● Given data:
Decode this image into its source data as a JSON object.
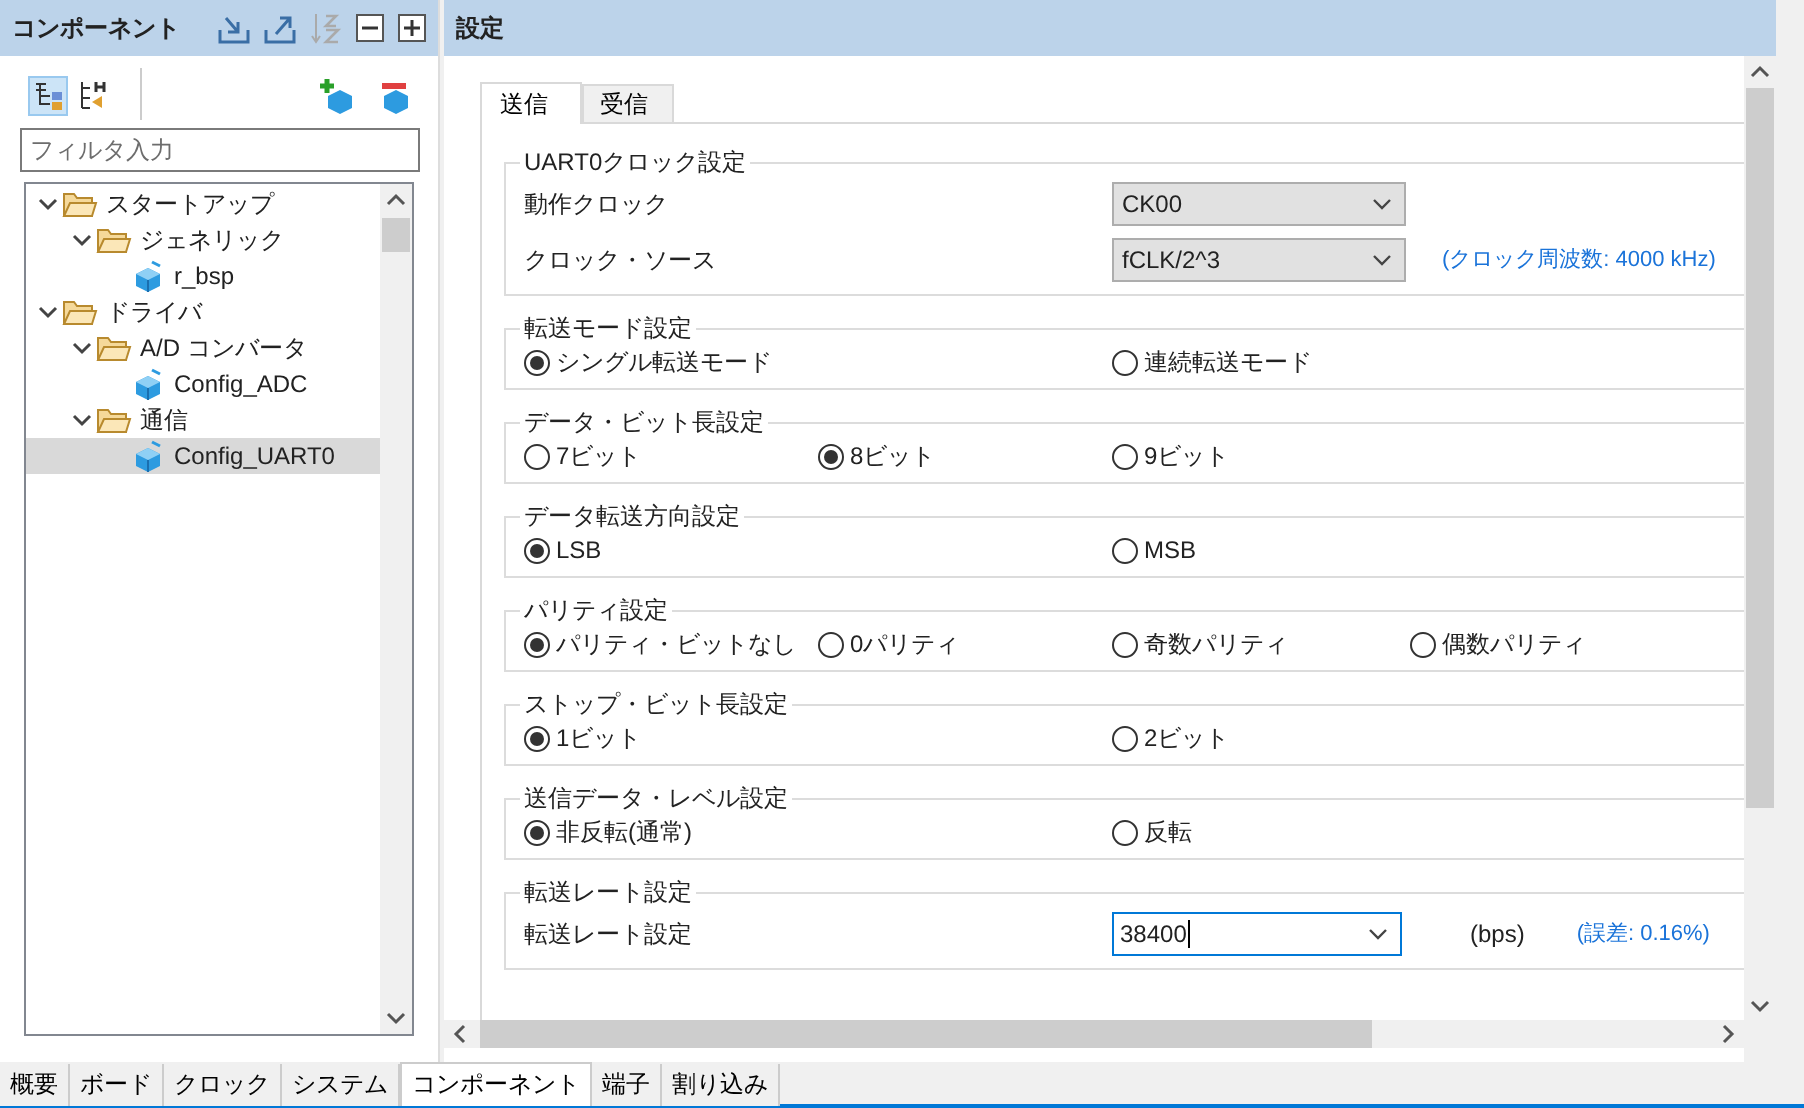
{
  "left_panel": {
    "title": "コンポーネント",
    "filter": {
      "placeholder": "フィルタ入力"
    },
    "tree": [
      {
        "label": "スタートアップ",
        "kind": "folder",
        "expanded": true,
        "selected": false,
        "children": [
          {
            "label": "ジェネリック",
            "kind": "folder",
            "expanded": true,
            "selected": false,
            "children": [
              {
                "label": "r_bsp",
                "kind": "component",
                "selected": false
              }
            ]
          }
        ]
      },
      {
        "label": "ドライバ",
        "kind": "folder",
        "expanded": true,
        "selected": false,
        "children": [
          {
            "label": "A/D コンバータ",
            "kind": "folder",
            "expanded": true,
            "selected": false,
            "children": [
              {
                "label": "Config_ADC",
                "kind": "component",
                "selected": false
              }
            ]
          },
          {
            "label": "通信",
            "kind": "folder",
            "expanded": true,
            "selected": false,
            "children": [
              {
                "label": "Config_UART0",
                "kind": "component",
                "selected": true
              }
            ]
          }
        ]
      }
    ]
  },
  "right_panel": {
    "title": "設定",
    "tabs": [
      {
        "label": "送信",
        "selected": true
      },
      {
        "label": "受信",
        "selected": false
      }
    ],
    "groups": [
      {
        "legend": "UART0クロック設定",
        "rows": [
          {
            "kind": "select",
            "label": "動作クロック",
            "value": "CK00"
          },
          {
            "kind": "select",
            "label": "クロック・ソース",
            "value": "fCLK/2^3",
            "note": "(クロック周波数: 4000 kHz)"
          }
        ]
      },
      {
        "legend": "転送モード設定",
        "rows": [
          {
            "kind": "radio",
            "options": [
              {
                "label": "シングル転送モード",
                "selected": true
              },
              {
                "label": "連続転送モード",
                "selected": false
              }
            ]
          }
        ]
      },
      {
        "legend": "データ・ビット長設定",
        "rows": [
          {
            "kind": "radio",
            "options": [
              {
                "label": "7ビット",
                "selected": false
              },
              {
                "label": "8ビット",
                "selected": true
              },
              {
                "label": "9ビット",
                "selected": false
              }
            ]
          }
        ]
      },
      {
        "legend": "データ転送方向設定",
        "rows": [
          {
            "kind": "radio",
            "options": [
              {
                "label": "LSB",
                "selected": true
              },
              {
                "label": "MSB",
                "selected": false
              }
            ]
          }
        ]
      },
      {
        "legend": "パリティ設定",
        "rows": [
          {
            "kind": "radio",
            "options": [
              {
                "label": "パリティ・ビットなし",
                "selected": true
              },
              {
                "label": "0パリティ",
                "selected": false
              },
              {
                "label": "奇数パリティ",
                "selected": false
              },
              {
                "label": "偶数パリティ",
                "selected": false
              }
            ]
          }
        ]
      },
      {
        "legend": "ストップ・ビット長設定",
        "rows": [
          {
            "kind": "radio",
            "options": [
              {
                "label": "1ビット",
                "selected": true
              },
              {
                "label": "2ビット",
                "selected": false
              }
            ]
          }
        ]
      },
      {
        "legend": "送信データ・レベル設定",
        "rows": [
          {
            "kind": "radio",
            "options": [
              {
                "label": "非反転(通常)",
                "selected": true
              },
              {
                "label": "反転",
                "selected": false
              }
            ]
          }
        ]
      },
      {
        "legend": "転送レート設定",
        "rows": [
          {
            "kind": "combo",
            "label": "転送レート設定",
            "value": "38400",
            "unit": "(bps)",
            "note": "(誤差: 0.16%)"
          }
        ]
      }
    ]
  },
  "bottom_tabs": [
    {
      "label": "概要",
      "selected": false
    },
    {
      "label": "ボード",
      "selected": false
    },
    {
      "label": "クロック",
      "selected": false
    },
    {
      "label": "システム",
      "selected": false
    },
    {
      "label": "コンポーネント",
      "selected": true
    },
    {
      "label": "端子",
      "selected": false
    },
    {
      "label": "割り込み",
      "selected": false
    }
  ]
}
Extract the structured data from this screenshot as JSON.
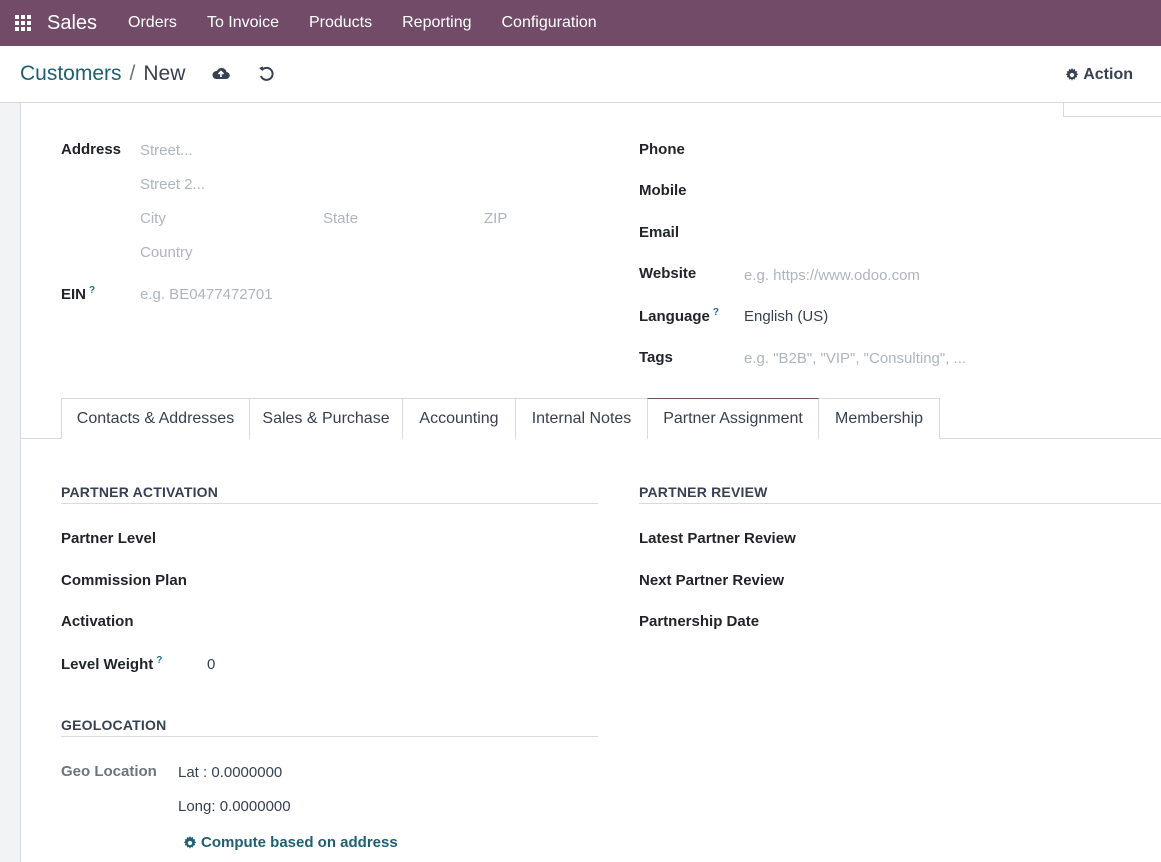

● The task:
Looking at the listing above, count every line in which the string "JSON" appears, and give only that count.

● Answer to this exercise:
2